    [In a perfect world, maybe councils would develop some open-source tools to help them publish the data, perhaps using something like Adrian Short’s Armchair Auditor code as the basis (this is a project that took a single council, WIndsor & Maidenhead, and added a web interface to the figures). However, when many councils don’t even have competent HTML skills (having outsourced much of it), this is only going to happen at a handful of councils at best, unless considerable investment is made.]

    Stuart had been thinking along similar lines, and made a suggestion, almost a wish in fact:

    I think the way forward is a centralised approach, with authorities publishing CSVs in a standard format on their website and some kind of system picking up these CSVs (say, on a monthly basis) and converting this data to a linked data format (as well as publishing in vanilla XML, JSON and CSV format).

    He then expanded on the idea, talking about a single URL for each transaction, standard identifiers, “a human-readable summary of the data, together with links to the actual data in RDF, XML, CSV and JSON”. I’m a bit iffy about that ‘centralised approach’ phrase (the web is all about decentralisation), but I do think there’s an opportunity to help both the community and councils by solving some of these problems.

    And  that’s exactly what we’ve done at OpenlyLocal, adding the data from all the councils who’ve published their spending data, acting as a central repository, generating the URLs, and connecting the data together to other datasets and identifiers (councils with Snac IDs, companies with Companies House numbers). We’ve even extracted data from those councils who unhelpfully try to lock up their data as PDFs.

    There are at time of writing 52,443 financial transactions from 9 councils in the OpenlyLocal database.

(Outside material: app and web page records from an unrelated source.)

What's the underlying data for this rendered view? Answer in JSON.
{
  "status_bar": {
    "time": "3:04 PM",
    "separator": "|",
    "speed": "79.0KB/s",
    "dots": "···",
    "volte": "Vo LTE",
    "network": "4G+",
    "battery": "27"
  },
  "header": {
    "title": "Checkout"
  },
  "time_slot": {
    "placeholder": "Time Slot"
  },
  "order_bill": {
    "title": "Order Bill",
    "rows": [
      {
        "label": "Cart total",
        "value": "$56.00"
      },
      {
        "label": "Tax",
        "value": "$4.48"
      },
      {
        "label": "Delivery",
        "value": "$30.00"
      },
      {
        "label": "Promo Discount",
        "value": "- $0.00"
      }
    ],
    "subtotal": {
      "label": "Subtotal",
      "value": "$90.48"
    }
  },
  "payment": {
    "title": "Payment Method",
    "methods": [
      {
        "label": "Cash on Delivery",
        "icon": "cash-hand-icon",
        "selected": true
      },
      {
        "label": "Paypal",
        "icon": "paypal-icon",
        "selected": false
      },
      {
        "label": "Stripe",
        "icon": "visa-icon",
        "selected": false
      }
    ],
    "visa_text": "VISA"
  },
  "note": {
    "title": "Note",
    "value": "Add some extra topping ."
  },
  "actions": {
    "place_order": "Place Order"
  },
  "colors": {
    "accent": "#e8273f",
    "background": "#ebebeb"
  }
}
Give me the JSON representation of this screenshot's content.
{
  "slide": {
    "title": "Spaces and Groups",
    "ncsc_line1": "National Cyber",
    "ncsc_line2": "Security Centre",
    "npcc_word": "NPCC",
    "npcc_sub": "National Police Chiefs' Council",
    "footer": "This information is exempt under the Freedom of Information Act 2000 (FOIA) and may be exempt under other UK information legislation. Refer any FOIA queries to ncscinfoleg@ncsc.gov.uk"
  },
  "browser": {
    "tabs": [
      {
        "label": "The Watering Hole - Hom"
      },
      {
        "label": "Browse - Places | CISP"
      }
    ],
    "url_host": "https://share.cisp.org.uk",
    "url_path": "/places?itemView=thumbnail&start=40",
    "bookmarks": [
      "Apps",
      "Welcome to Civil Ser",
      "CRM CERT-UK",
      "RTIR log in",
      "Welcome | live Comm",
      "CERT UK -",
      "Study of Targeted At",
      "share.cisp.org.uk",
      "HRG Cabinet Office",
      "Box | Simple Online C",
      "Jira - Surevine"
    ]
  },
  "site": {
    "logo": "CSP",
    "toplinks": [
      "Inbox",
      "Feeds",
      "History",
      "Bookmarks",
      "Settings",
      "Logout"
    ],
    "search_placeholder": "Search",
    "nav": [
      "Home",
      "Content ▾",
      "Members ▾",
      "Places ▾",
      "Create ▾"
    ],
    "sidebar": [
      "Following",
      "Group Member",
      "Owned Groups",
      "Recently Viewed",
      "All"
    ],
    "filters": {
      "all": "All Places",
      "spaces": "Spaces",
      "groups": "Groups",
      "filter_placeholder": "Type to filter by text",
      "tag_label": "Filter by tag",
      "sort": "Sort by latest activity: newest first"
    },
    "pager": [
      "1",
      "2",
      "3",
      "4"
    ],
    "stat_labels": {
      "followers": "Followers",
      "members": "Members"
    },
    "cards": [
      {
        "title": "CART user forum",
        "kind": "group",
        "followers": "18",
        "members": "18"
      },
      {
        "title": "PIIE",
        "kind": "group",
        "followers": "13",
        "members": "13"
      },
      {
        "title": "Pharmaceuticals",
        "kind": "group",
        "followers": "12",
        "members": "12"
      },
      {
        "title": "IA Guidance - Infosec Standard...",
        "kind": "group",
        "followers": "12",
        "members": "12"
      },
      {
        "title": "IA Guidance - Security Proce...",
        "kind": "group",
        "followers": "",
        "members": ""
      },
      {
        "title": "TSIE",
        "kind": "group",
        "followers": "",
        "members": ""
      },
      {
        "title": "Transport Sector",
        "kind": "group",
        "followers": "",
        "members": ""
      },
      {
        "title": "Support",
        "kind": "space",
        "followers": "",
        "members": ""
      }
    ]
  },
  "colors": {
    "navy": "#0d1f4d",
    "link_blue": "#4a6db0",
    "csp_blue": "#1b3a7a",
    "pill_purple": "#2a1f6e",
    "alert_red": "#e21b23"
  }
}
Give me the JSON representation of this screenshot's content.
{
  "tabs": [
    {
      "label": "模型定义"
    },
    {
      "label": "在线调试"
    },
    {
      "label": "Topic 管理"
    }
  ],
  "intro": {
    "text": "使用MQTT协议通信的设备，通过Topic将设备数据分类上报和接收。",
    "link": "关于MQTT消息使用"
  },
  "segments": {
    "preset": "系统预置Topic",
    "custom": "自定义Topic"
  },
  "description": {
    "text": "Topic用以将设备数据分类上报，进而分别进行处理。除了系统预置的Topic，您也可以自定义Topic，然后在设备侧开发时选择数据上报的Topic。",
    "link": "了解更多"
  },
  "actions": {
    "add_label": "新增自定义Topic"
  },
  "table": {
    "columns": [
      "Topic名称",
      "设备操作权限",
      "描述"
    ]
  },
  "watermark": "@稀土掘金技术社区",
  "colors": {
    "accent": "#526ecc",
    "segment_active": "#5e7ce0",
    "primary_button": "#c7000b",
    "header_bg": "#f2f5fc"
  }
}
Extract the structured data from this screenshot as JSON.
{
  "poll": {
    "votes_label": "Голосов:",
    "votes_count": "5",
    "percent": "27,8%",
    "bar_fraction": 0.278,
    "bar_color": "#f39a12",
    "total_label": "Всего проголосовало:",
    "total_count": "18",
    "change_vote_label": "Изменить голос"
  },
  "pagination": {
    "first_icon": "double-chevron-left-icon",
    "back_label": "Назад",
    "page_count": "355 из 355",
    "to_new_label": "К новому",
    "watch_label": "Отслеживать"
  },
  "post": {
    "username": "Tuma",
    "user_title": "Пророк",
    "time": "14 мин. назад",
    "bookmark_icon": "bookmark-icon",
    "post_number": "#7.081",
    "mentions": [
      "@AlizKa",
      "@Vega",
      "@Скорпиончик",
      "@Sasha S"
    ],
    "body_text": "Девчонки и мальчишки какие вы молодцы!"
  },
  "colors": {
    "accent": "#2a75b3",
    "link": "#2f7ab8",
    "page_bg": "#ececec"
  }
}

And that’s not all, there’s also the following features:

    • Each transaction is tied to a supplier record for the council, and increasingly these are linked to company info (including their company number), or other councils (there’s a lot of money being transferred between councils), and users can add information about the supplier if we haven’t matched it up.
    • Every transaction, supplier and company has a permanent unique URL and is available as XML and JSON
    • We’ve sorted out some of the date issues (adding a date fuzziness field for those councils who don’t specify when in the month or quarter a transaction relates to).
    • Transactions are linked to the URL from which the file was downloaded (and usually the line number too, though obviously this is not possible if we’ve had to extract it from a PDF), meaning anyone else can recreate the dataset should they want to.
    • There’s an increasing amount of analysis, showing ordinary users spending by month, biggest suppliers and transactions, for example.
    • The whole spending dataset is available as a single, zipped CSV file to download for anyone else to use.
    • It’s all open data.

    There are a couple of features Stuart mentions that we haven’t yet implemented, for good reason.

    First, we’re not yet publishing it as linked data, for the simple reason that the vocabulary hasn’t yet been defined, nor even the standards on which it will be based. When this is done, we’ll add this as a representation.

    And although we use standard identifiers such as SNAC ids for councils (and wards) on OpenlyLocal, the URL structure Stuart mentions is not yet practical, in part because SNAC ids doesn’t cover all authorities (doesn’t include the GLA, or other public bodies, for example), and only a tiny fraction of councils are publishing their internal transaction ids.

    Also we haven’t yet implemented comments on the transactions for the simple reason that distributed comment systems such as Disqus are javascript-based and thus are problematic for those with accessibility issues, and site-specific ones don’t allow the conversation to be carried on elsewhere (we think we might have a solution to this, but it’s at an early stage, and we’d be interested to hear other idea).

    But all in all, we reckon we’re pretty much there with Stuart’s wish list, and would hope that councils can get on with extracting the raw data, publishing it in an open, machine-readable format (such as CSV), and then move to linked data as their resources allow.

    Written by countculture

    August 3, 2010 at 7:45 am